* DATA TO EXAMINE *
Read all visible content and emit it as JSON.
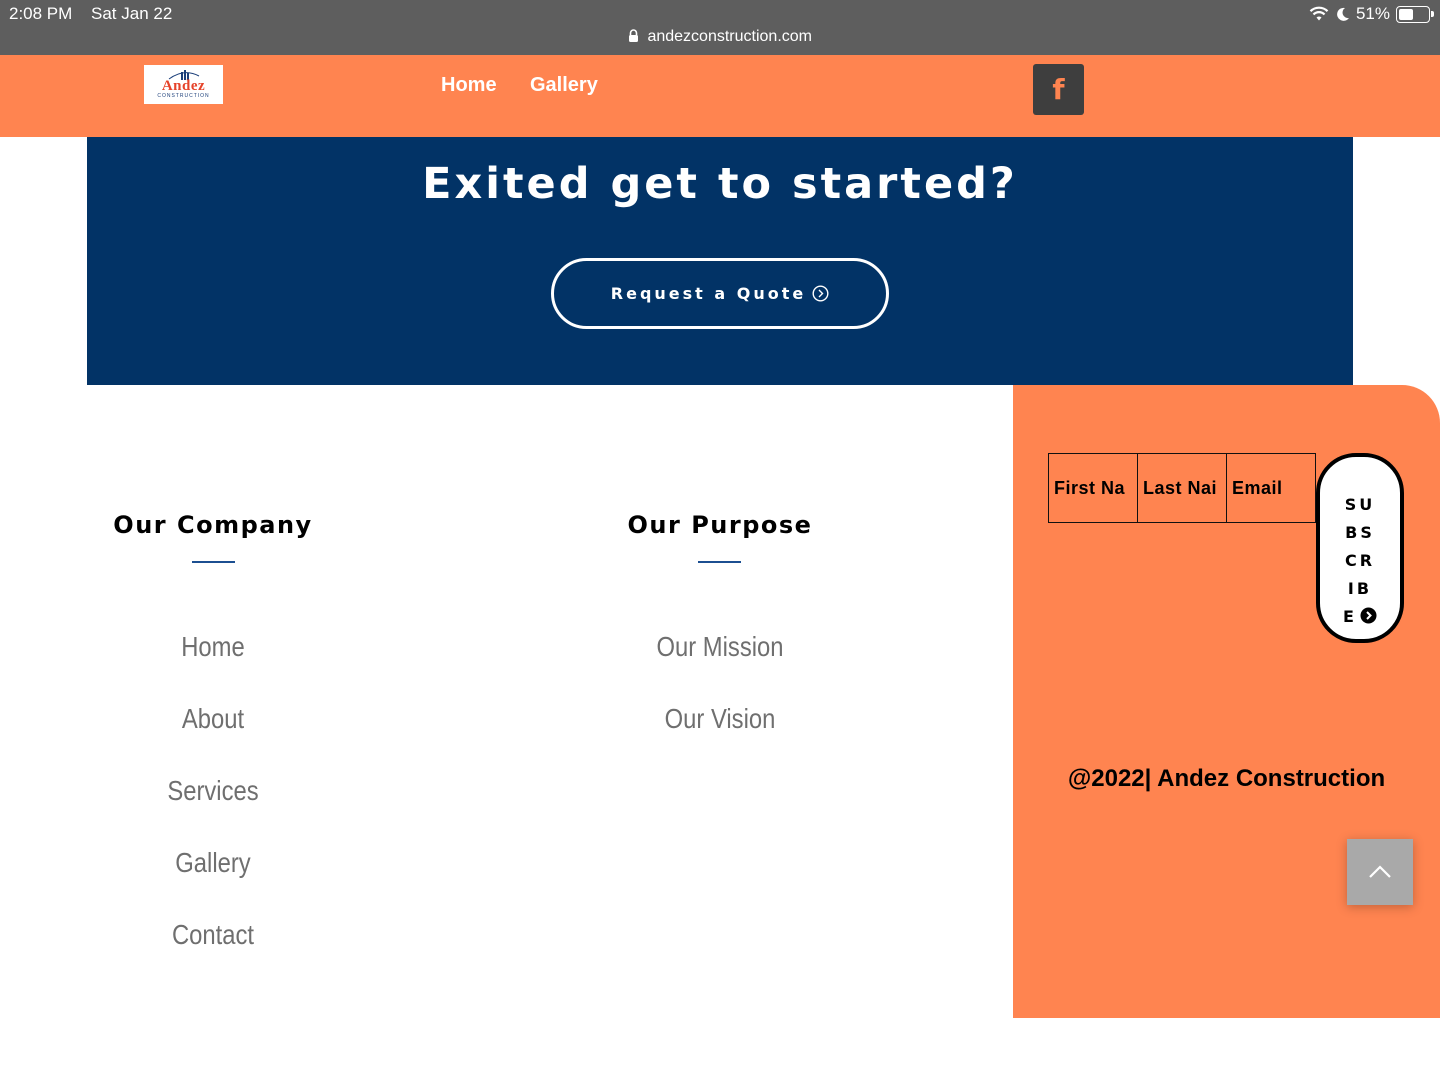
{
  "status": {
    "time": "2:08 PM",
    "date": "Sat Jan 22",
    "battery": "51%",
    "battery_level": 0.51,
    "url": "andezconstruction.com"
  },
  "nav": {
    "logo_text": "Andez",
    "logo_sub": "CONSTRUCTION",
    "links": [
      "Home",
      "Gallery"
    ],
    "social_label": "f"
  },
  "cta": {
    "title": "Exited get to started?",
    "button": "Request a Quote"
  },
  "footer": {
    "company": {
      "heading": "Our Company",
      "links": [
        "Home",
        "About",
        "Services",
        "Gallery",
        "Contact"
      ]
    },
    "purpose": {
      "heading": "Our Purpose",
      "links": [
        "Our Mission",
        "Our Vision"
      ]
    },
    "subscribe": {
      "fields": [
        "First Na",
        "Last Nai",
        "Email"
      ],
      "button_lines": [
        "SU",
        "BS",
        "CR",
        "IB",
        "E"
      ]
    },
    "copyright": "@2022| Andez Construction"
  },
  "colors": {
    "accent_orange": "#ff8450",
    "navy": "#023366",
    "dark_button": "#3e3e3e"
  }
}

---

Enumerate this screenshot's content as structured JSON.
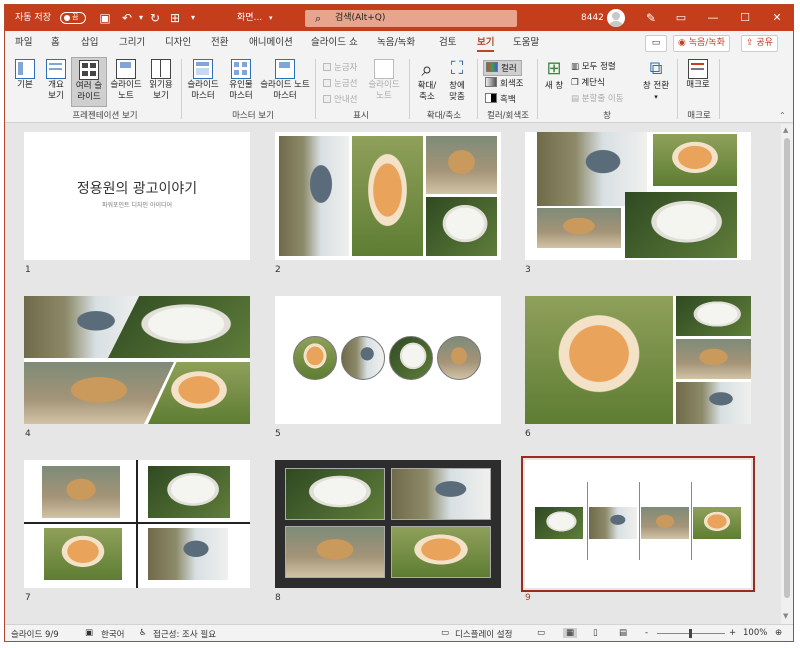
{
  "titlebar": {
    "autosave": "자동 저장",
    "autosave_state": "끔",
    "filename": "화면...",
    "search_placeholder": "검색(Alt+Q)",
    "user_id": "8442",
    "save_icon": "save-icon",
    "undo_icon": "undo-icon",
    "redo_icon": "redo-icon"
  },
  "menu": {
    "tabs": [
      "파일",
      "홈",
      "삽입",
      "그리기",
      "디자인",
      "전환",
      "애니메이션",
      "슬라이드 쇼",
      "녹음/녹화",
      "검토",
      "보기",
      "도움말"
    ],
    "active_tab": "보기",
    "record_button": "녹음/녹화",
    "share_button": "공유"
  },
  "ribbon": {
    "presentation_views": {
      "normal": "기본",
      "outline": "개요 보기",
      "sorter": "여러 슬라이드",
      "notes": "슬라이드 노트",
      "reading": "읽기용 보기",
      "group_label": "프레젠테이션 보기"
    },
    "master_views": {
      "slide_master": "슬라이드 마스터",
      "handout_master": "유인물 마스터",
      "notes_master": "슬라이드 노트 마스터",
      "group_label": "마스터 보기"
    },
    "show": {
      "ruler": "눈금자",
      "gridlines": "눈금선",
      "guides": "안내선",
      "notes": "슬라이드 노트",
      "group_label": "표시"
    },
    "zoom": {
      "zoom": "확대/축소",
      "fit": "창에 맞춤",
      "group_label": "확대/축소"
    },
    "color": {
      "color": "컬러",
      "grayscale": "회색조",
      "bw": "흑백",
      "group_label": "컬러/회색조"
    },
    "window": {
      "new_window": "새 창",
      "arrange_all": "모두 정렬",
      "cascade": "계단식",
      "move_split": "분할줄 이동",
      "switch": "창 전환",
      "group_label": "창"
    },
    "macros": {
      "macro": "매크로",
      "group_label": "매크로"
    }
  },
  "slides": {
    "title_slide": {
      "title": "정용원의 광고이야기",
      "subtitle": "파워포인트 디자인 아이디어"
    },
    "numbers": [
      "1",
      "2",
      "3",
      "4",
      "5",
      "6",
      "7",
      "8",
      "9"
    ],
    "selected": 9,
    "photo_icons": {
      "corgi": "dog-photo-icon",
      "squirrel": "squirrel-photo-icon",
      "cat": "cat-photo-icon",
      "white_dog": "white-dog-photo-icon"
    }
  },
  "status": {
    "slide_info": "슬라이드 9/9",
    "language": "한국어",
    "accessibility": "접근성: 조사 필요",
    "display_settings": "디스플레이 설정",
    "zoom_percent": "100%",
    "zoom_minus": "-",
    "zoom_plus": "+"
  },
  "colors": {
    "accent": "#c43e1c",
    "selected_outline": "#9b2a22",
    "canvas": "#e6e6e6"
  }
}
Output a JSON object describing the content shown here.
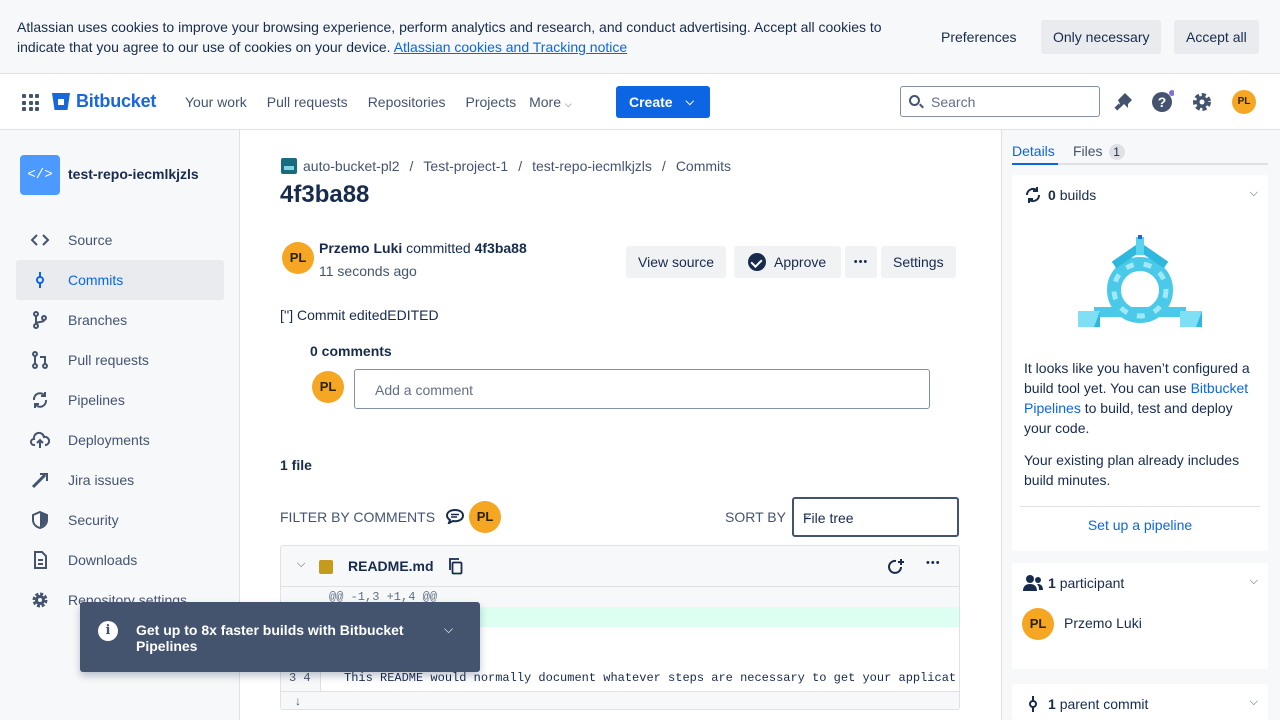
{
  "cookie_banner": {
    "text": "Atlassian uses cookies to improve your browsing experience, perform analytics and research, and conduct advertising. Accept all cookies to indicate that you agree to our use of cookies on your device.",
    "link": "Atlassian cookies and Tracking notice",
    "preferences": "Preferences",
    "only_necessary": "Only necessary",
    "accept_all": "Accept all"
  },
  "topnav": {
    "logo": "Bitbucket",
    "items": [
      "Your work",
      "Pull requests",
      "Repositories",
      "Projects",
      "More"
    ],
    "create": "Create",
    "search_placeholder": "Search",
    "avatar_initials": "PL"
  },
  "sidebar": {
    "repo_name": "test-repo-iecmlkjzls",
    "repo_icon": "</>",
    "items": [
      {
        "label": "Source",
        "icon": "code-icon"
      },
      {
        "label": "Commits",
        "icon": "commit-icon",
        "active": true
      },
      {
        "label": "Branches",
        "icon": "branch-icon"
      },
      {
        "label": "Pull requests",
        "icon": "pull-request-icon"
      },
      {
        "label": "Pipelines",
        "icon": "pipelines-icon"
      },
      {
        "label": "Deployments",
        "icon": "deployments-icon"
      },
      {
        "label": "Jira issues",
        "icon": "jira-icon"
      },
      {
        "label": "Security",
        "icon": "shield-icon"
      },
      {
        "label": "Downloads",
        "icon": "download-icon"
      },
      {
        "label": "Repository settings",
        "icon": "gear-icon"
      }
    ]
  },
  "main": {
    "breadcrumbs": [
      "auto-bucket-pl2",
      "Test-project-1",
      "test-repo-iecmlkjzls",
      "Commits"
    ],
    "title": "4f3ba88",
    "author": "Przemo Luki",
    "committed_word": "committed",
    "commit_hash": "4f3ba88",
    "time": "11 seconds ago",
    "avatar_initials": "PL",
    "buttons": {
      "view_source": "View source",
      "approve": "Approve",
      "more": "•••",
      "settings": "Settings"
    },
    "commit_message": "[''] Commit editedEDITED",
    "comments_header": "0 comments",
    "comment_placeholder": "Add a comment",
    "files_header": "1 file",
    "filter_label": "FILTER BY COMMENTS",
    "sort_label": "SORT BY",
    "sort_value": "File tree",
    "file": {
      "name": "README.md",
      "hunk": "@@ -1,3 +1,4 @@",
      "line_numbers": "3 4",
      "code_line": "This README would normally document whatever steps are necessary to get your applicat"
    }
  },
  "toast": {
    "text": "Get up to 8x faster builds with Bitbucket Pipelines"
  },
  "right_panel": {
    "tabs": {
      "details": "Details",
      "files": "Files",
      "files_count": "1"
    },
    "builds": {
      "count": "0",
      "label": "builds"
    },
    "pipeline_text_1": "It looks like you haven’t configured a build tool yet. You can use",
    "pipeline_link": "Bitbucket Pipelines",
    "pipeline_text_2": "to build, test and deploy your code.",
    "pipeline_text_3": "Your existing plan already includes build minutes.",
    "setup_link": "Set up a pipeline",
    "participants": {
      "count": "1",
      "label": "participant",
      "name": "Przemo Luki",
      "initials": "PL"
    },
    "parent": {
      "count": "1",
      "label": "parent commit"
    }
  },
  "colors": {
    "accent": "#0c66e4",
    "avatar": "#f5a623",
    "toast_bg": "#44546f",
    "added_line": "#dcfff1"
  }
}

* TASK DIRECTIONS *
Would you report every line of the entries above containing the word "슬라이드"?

* ANSWER BOX *
      "슬라이드 쇼",
      "sorter": "여러 슬라이드",
      "notes": "슬라이드 노트",
      "slide_master": "슬라이드 마스터",
      "notes_master": "슬라이드 노트 마스터",
      "notes": "슬라이드 노트",
    "slide_info": "슬라이드 9/9",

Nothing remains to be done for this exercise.